Where in the World are We?

25 February 2011

"I think I've had enough monkey business for today!"

Today, we traveled to the city of Puyo in the Oriente section of the country, where the primary rainforest begins and eventually extends to a number of the tributaries of the Amazon. The purpose of our trip was to visit a monkey refuge and rehabilitation center called Paseo Ecologico Los Monos where we interacted with many of the local resident monos.

The 1.5 hour bus ride traversed the mountains through several tunnels (we forgot to keep count, it was around 4 or 5) and twisted and turned along the cliff’s edge past several waterfalls (which we will visit tomorrow). Upon arrival to the Terminal Terrestre, we quickly found a taxi and made our way to see the monkeys.

We enjoyed our visit and definitely feel for the monkeys and the people working so hard to help them. We were greeted by a staff member who shared that the monkeys are rescued from people who kept them as pets, or who had been orphaned or injured and brought to the center.

During our visit, we had monkeys climb on us, swing by us and sneak attack, and just hang around checking us out as much as we observed them.

The Paseo is right in jungle territory, so we felt the familiar heat and heard the buzzing bugs reminiscent of home in Belize. A few hours of jungle time was definitely sufficient for this trip!

One of our first encounters occurred as we waited for our tickets when something startled a small monkey on the ground near Anthony – it promptly leaped onto his leg to hold on! Later, as we walked through the trails, we observed the monkeys as they swung from tree to tree.

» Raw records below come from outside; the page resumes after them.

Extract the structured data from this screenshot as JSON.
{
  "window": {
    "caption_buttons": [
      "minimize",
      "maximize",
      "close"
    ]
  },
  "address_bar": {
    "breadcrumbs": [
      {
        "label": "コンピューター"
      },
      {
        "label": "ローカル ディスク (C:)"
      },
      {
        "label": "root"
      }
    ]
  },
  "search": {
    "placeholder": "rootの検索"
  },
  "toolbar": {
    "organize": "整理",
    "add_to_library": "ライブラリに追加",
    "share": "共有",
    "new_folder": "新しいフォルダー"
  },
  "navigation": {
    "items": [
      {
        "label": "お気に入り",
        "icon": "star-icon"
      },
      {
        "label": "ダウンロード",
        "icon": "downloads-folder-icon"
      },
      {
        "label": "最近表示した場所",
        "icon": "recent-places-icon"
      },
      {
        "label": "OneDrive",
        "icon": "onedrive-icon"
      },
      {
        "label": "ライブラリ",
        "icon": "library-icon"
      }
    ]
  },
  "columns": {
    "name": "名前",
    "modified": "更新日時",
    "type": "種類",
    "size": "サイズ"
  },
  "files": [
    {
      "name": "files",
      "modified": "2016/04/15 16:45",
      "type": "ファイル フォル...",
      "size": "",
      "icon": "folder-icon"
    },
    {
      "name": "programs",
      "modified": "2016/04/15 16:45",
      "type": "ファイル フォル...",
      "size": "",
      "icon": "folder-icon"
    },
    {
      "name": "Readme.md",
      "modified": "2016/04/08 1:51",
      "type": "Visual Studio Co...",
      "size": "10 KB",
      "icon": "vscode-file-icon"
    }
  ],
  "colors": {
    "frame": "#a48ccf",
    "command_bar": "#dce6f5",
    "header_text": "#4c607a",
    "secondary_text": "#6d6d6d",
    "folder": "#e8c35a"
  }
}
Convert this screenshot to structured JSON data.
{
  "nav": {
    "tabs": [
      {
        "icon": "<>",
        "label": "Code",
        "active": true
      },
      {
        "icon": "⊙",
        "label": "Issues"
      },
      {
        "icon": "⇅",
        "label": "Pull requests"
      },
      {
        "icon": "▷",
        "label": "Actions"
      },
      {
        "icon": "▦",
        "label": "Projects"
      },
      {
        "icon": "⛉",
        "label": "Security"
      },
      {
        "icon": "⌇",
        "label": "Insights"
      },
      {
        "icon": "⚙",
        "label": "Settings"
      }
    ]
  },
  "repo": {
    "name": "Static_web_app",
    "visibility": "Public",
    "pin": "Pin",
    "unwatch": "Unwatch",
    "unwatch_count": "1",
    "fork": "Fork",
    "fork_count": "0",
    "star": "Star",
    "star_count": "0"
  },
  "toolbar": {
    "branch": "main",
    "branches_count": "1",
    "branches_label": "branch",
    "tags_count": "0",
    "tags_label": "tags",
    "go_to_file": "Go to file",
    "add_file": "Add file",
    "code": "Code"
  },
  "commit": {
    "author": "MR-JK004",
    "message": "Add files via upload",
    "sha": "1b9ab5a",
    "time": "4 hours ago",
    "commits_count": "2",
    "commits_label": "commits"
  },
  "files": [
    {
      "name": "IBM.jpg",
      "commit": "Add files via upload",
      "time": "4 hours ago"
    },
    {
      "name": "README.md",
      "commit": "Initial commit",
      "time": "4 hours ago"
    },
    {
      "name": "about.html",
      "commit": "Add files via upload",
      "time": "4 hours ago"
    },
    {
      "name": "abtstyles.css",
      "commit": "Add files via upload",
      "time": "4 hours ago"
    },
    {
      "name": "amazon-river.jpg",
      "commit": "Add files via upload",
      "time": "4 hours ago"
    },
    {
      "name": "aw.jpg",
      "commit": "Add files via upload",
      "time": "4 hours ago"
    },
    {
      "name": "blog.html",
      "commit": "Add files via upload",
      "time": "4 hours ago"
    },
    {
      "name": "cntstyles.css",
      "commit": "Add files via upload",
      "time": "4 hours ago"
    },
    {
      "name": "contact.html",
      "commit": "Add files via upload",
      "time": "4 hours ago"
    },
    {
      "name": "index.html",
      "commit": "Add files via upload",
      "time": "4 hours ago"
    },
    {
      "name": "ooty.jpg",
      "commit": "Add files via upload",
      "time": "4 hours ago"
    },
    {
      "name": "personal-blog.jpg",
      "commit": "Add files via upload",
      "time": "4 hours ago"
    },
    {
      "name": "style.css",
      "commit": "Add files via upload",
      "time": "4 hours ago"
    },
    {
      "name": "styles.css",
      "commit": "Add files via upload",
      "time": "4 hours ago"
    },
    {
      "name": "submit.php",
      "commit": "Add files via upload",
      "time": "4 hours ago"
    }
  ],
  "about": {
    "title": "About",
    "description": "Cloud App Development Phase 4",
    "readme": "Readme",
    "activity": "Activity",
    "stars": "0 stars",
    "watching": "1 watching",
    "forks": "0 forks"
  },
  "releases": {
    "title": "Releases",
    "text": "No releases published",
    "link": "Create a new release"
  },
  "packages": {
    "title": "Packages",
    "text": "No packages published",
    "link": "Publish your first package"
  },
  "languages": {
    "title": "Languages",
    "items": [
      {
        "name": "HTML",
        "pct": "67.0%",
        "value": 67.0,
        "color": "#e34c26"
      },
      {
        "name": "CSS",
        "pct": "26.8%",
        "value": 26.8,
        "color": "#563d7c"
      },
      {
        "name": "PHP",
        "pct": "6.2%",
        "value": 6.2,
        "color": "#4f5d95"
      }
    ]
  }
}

We came upon a cage of monkeys and learned those housed there are not yet ready to be released into the open. We spent a good amount of time watching a really crafty guy who was on a mission to unlock the door. First, he just went straight for grabbing and pulling the lock, and then he banged and pulled on the top of the door. Later, he returned with a rock he’d found somewhere and tried to knock off the lock, then worked diligently at banging the door (check out the video below!). He is one smart fellow – and Anthony was his accomplice whenever he dropped the rock.

Later, when we decided to sit and rest, some monkeys came over to join us; one even kept grabbing on and holding Anthony’s hand. Moments later, when sitting on a nearby bench, one curious guy came right over to curl up in ginnie’s lap. For whatever reason, a really wiley guy decided he wanted to start a fight with ginnie’s companion and they used her as a post! They would wrap their arms and tail around her neck and arms to get better aim at their target until finally jumping around and pulling and trying to swing from ginnie’s ponytail (while also slamming into other visitors nearby as they swung on branches!). It was actually pretty funny and no one was harmed.

There are also several dogs residing at the site that often tend to the monkeys needs, some in a surrogate mother role. It was well worth the bus trip to spend time with the monkeys and support the hard work of dedicated volunteers who wish to help them return to the jungle.

a butterfly who hung around while we waited for a taxi to return to the bus terminal

Paz y Amor!

1 comment:

Mica Clark-Peterek said...

This is hilarious! I love the pictures of the monkeys hanging around Ginnie!